7. Put together an emergency meltdown kit
Having an emergency kit can come in handy especially if your child tends to have meltdowns in public places. A well-stocked kit can help you defuse the situation and can make it easier to calm your child. Be sure to take this kit with you wherever you go so you’ll never be caught off guard. Ideally, you should tailor the kit to suit your child’s preferences. You can include things like your child’s favorite toy, a body sock, a heating pad, a handheld massage ball, or some aromatherapy oils.
8. Stay calm
It’s essential that you try to remain as calm as possible when your child has a meltdown. Any sudden movements or aggressive actions could be perceived as a threat by your child, triggering violent behavior. It’s best to talk in a soft, calm voice and to move as slowly as possible. Also, avoid any forceful behavior such as throwing your child to the ground.
9. Watch what your child eats
Food can be a potent trigger for children with sensory processing issues. Some parents resort to a gluten-free diet as they find this keeps their child calmer. If this seems too extreme, try limiting how much sugar you allow your child to consume. Carbohydrates and sugars tend to increase anxiety and anxiousness in children with autism spectrum disorder.
10. Never act without explaining
To prevent a meltdown from escalating, you need to keep your child as calm as possible. One of the best ways of doing this is by explaining what you’re going to do to your child before you do it. For example, you’d say something like: I want you to hold my hand for your safety. Regardless of whether your child is responsive, a calm explanation can help prevent any impulse reactions.

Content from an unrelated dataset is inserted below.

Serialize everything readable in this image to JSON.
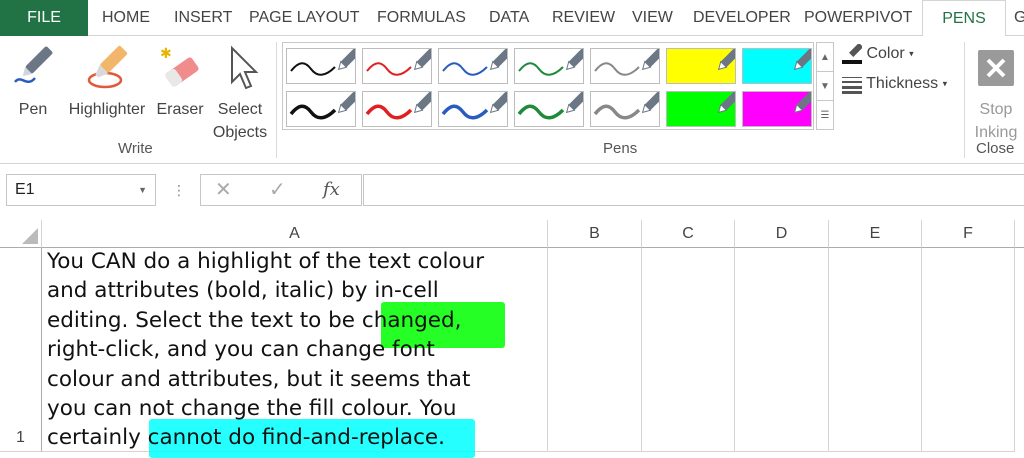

What strategies do you have for managing and de-escalating meltdowns? Share your tips and suggestions in the comments below.